**EXERCISE DESCRIPTION:**
The word "Direct" marks the lines you need; copy each of them from the data.
*** Opening of MATERIAL FOR THIS EXERCISE ***
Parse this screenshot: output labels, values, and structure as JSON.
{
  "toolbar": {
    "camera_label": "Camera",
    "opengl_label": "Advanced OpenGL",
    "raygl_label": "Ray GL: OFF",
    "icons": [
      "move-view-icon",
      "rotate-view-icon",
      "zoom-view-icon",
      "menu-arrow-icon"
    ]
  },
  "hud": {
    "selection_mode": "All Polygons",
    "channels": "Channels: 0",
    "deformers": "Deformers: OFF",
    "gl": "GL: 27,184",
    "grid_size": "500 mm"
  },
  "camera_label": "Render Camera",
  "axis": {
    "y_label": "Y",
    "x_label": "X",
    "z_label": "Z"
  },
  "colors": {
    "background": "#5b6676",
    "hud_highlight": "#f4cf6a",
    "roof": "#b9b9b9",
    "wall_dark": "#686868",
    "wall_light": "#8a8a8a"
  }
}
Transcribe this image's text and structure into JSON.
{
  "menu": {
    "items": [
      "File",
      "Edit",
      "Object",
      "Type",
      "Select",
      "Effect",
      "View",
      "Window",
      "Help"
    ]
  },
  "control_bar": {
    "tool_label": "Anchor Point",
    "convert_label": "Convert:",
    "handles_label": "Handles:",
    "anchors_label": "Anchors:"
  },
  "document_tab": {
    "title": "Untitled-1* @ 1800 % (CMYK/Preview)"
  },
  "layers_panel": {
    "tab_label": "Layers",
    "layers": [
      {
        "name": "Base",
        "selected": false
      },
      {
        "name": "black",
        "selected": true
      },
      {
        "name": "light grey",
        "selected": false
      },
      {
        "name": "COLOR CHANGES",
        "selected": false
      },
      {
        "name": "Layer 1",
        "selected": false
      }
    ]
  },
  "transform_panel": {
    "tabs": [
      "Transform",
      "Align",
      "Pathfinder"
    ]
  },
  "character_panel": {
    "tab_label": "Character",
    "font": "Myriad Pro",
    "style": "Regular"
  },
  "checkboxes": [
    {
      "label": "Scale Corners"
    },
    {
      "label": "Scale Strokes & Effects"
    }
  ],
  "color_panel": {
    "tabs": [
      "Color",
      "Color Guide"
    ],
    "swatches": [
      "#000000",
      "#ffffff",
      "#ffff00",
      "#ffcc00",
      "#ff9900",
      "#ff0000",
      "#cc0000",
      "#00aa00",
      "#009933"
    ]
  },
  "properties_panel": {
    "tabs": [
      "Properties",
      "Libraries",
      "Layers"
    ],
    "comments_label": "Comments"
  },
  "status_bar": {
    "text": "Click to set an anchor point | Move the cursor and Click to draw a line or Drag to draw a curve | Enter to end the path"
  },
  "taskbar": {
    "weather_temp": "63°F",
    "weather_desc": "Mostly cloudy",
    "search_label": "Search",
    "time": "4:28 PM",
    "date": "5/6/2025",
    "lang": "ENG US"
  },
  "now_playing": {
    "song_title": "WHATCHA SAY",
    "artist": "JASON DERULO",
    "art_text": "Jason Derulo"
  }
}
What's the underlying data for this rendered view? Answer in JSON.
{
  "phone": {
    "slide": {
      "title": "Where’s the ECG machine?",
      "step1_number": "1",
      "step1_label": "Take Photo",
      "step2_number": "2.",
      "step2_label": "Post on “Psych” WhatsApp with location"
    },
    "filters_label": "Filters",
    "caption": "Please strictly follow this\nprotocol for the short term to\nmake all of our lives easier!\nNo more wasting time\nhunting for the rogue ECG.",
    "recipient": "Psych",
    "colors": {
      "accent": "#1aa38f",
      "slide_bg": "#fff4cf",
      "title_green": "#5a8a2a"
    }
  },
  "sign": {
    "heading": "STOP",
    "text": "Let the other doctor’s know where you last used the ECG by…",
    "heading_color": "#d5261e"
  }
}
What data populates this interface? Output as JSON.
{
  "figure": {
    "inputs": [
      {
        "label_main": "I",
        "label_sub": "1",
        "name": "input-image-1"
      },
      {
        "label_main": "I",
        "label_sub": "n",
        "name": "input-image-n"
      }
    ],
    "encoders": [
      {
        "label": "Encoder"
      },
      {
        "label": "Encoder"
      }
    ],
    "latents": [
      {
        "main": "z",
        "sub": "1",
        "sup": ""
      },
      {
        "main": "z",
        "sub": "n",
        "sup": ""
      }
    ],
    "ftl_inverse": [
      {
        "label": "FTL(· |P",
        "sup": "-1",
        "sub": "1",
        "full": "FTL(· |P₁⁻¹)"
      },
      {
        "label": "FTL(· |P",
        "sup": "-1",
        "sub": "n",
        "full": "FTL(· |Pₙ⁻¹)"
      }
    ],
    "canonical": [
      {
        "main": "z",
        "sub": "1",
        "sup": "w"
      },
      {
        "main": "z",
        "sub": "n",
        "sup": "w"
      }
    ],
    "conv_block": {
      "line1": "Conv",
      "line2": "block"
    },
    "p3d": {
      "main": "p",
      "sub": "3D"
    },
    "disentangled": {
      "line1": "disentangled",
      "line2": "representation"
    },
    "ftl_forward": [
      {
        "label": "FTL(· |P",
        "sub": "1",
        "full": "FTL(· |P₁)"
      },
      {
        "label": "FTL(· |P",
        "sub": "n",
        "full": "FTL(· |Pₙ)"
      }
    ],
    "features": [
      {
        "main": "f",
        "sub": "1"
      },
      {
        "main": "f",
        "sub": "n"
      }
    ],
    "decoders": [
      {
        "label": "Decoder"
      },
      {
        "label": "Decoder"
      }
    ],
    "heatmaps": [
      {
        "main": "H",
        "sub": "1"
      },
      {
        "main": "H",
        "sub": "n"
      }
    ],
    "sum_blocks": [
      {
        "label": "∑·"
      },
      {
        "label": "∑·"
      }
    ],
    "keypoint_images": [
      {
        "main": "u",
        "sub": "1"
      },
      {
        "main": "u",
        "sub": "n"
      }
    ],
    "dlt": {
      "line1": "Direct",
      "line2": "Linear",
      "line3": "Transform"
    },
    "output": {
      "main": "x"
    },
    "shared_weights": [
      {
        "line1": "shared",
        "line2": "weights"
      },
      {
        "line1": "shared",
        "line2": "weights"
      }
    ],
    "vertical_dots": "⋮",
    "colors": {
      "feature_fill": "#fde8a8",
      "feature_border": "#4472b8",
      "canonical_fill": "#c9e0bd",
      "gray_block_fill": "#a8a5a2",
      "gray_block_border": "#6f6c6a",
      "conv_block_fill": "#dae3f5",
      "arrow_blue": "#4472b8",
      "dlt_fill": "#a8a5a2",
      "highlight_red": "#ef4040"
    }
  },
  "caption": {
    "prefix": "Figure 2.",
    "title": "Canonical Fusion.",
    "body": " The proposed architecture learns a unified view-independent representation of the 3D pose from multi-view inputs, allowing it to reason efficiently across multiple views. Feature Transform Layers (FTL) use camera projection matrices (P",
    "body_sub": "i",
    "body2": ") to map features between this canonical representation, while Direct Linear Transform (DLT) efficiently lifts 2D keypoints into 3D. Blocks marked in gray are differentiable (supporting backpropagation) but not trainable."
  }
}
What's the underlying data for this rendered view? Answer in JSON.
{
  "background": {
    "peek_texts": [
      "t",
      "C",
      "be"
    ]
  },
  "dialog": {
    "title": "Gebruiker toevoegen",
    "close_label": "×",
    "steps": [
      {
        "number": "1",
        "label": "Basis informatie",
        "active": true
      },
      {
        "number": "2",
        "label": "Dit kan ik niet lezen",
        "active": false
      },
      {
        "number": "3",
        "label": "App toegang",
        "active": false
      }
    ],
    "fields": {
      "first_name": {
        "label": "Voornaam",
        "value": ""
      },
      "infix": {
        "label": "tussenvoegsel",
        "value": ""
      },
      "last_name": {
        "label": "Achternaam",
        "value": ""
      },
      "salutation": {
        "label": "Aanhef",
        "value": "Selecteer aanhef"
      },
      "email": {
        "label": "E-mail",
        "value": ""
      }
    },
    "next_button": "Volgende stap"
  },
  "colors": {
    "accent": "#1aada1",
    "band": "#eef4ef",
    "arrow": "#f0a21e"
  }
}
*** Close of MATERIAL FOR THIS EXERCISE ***
**OUTPUT BELOW:**
      "line1": "Direct",
    "body2": ") to map features between this canonical representation, while Direct Linear Transform (DLT) efficiently lifts 2D keypoints into 3D. Blocks marked in gray are differentiable (supporting backpropagation) but not trainable."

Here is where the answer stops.